Data for this exercise
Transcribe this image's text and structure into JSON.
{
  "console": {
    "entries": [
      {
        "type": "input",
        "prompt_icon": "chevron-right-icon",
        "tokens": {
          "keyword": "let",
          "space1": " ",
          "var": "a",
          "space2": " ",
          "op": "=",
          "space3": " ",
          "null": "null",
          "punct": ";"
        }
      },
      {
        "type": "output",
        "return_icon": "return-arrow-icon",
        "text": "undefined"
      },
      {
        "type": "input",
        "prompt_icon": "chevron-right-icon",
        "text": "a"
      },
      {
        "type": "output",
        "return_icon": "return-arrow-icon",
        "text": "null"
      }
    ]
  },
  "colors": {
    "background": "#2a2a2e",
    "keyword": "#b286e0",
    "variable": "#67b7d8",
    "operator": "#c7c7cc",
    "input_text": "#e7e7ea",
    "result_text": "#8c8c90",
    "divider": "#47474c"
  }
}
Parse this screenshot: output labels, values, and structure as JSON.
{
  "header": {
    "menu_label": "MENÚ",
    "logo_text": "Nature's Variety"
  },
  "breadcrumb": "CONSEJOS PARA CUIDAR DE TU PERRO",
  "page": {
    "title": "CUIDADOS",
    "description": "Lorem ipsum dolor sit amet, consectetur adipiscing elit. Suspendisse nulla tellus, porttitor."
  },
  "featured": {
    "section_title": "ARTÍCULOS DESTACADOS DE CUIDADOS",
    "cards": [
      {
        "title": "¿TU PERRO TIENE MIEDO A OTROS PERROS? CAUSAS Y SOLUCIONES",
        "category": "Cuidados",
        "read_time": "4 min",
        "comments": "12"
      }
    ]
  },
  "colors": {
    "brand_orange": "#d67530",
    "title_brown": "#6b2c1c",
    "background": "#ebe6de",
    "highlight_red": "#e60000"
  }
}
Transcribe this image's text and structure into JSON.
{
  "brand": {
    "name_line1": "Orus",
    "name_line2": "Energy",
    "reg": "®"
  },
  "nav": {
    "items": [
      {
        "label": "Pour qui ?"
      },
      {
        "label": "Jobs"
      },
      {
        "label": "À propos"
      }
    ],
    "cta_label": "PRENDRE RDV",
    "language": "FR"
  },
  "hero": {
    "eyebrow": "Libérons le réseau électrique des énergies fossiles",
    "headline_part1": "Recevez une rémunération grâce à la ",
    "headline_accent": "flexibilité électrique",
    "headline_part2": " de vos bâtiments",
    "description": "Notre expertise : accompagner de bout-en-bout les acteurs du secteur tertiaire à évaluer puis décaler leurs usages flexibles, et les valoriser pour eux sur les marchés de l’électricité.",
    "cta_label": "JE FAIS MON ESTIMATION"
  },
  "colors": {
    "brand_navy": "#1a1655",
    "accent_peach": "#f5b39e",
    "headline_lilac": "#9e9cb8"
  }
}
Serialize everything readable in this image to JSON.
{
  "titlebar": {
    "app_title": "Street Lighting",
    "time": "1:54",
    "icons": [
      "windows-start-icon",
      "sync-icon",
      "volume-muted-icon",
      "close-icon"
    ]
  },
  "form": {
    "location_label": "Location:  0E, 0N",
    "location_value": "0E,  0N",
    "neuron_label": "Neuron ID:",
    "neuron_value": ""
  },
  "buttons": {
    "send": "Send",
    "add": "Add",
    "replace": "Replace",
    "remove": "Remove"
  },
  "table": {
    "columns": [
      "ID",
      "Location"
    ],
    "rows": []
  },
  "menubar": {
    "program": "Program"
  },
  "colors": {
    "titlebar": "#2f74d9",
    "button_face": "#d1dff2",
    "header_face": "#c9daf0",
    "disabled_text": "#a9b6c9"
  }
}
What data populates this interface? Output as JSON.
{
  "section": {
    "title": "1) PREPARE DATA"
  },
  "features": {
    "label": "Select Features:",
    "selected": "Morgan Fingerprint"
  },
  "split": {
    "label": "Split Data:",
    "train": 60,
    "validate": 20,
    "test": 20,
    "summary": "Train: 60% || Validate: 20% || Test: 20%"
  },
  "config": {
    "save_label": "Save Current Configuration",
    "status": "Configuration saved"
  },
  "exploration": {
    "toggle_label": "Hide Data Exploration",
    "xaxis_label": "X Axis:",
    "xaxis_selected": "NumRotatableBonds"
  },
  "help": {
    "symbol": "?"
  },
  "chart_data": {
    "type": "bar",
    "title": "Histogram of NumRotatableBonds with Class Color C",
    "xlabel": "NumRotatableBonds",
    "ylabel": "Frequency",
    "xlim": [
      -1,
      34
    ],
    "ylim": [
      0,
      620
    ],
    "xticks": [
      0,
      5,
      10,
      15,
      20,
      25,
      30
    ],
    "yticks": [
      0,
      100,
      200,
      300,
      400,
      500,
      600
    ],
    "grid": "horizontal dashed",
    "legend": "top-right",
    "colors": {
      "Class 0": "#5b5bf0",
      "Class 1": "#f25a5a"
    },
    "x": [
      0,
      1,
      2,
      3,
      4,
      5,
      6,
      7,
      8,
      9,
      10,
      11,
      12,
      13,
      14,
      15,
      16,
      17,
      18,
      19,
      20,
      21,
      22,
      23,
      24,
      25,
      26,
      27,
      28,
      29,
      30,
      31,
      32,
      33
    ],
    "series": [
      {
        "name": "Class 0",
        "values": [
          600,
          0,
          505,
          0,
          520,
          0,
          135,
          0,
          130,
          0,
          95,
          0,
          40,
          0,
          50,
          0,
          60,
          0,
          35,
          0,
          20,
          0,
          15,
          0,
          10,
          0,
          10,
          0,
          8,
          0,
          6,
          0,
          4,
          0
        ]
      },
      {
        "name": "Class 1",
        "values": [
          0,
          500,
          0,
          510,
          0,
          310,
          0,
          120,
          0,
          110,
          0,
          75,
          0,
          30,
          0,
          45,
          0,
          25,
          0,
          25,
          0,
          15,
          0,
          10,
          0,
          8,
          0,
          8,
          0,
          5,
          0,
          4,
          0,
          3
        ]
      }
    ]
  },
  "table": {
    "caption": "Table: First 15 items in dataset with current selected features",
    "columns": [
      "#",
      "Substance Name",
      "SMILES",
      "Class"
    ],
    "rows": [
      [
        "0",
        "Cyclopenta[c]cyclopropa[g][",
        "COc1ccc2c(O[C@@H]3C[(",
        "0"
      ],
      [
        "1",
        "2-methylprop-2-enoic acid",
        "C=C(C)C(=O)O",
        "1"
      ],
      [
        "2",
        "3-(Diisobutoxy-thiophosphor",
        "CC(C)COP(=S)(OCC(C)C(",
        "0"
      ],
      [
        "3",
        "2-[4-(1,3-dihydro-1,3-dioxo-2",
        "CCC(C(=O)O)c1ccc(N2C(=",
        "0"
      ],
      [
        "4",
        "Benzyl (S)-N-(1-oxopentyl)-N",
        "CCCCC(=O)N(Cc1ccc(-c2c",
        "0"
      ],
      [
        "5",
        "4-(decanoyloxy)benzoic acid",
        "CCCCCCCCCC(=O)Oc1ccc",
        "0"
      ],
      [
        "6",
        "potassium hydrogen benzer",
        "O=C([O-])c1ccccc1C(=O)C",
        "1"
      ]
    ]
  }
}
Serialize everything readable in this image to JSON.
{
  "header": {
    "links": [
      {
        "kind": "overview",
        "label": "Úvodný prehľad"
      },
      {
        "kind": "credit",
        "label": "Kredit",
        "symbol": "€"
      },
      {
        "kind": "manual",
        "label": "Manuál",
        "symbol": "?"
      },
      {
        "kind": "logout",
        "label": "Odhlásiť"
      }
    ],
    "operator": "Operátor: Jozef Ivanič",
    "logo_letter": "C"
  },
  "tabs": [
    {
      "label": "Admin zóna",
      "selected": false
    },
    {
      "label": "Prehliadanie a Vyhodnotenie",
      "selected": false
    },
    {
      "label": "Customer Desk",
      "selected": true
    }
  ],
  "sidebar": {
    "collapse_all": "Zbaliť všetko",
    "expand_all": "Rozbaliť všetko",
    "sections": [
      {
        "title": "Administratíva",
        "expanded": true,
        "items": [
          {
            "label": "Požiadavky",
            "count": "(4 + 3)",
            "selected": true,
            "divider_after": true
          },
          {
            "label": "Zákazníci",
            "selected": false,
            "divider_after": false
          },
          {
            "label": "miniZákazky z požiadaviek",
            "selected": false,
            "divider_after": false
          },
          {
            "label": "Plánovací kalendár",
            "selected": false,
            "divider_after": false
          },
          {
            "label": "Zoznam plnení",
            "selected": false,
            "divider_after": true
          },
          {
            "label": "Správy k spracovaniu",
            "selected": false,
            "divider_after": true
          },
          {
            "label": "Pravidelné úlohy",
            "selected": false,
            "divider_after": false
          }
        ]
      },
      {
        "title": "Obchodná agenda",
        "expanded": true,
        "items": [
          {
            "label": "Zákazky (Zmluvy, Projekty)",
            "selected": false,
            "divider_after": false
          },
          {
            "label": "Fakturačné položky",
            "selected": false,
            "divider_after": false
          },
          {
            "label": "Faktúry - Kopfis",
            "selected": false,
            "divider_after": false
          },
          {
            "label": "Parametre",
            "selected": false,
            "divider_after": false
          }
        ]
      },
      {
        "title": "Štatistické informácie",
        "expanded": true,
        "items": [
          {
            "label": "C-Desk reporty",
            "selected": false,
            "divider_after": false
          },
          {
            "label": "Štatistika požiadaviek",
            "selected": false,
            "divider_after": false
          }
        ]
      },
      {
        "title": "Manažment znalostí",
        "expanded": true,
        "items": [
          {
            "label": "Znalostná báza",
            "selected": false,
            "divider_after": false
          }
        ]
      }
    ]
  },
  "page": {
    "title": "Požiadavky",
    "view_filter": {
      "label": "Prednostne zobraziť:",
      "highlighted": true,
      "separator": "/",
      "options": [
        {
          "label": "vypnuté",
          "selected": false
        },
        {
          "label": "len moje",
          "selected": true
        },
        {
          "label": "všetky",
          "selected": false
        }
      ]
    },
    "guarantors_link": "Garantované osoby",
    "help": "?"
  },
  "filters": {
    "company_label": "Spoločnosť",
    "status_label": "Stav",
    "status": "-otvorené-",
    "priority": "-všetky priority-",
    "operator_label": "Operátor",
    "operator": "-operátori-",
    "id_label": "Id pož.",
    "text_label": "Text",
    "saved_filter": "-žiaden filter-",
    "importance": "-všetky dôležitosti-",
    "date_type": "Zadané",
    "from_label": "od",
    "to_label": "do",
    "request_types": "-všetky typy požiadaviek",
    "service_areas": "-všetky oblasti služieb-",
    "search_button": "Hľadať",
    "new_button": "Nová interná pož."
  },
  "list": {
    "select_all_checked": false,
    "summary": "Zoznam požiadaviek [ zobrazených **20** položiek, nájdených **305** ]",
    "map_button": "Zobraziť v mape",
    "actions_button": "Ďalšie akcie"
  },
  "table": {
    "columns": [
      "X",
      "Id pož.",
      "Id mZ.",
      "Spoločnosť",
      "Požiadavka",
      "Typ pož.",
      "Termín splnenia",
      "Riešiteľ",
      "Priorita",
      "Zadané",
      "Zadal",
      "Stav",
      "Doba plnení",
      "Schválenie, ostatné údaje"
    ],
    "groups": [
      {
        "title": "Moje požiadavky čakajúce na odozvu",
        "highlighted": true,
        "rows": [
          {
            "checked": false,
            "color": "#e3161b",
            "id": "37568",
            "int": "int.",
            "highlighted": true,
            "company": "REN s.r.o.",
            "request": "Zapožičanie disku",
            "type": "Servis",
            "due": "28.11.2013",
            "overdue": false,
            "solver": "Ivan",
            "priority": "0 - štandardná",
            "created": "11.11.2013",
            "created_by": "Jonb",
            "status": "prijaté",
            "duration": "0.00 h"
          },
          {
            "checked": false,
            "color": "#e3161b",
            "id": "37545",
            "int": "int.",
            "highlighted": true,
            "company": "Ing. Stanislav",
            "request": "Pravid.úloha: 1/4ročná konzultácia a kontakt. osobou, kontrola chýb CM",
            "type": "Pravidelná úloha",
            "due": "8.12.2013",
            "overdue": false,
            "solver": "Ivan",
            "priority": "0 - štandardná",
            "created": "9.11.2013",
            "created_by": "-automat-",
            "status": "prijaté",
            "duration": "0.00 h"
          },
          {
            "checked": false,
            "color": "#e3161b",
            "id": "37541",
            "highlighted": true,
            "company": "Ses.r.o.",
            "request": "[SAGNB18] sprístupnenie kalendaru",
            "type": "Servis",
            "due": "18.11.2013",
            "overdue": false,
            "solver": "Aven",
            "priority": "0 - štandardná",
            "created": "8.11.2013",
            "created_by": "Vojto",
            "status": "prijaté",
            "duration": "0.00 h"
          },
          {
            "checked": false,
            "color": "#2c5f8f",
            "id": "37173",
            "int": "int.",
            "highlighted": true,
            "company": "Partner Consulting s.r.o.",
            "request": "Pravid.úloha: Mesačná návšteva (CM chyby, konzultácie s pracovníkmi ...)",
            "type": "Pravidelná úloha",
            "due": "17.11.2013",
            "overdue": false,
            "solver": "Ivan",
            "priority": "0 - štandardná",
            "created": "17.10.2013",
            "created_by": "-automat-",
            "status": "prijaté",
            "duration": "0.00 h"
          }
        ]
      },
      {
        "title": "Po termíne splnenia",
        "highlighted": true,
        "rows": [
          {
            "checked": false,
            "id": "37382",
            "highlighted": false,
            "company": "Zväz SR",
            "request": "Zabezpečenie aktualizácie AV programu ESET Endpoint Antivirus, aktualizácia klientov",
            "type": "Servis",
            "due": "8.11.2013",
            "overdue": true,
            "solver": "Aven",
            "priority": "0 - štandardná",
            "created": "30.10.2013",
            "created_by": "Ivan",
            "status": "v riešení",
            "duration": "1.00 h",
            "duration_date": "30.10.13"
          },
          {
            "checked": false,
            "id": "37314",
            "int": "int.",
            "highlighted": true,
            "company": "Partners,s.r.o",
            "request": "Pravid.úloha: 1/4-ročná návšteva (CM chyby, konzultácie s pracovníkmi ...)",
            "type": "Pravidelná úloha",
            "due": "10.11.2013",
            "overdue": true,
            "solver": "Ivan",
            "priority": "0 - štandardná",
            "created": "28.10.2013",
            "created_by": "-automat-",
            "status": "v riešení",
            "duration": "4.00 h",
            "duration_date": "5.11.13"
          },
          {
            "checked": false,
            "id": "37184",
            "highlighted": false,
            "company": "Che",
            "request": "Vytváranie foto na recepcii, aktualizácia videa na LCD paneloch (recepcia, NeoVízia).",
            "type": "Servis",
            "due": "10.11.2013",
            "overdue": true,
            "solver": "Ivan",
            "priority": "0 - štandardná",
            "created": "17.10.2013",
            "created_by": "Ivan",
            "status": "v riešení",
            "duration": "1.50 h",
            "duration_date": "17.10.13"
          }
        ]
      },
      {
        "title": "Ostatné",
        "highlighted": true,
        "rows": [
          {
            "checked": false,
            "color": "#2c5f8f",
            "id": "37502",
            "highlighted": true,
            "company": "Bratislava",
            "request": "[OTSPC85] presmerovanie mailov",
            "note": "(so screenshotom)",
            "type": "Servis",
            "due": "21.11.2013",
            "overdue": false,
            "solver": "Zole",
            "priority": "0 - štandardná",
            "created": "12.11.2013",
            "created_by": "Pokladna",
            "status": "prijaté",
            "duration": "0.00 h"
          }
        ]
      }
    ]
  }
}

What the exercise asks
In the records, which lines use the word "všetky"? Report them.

Response area
          "label": "všetky",
    "priority": "-všetky priority-",
    "importance": "-všetky dôležitosti-",
    "request_types": "-všetky typy požiadaviek",
    "service_areas": "-všetky oblasti služieb-",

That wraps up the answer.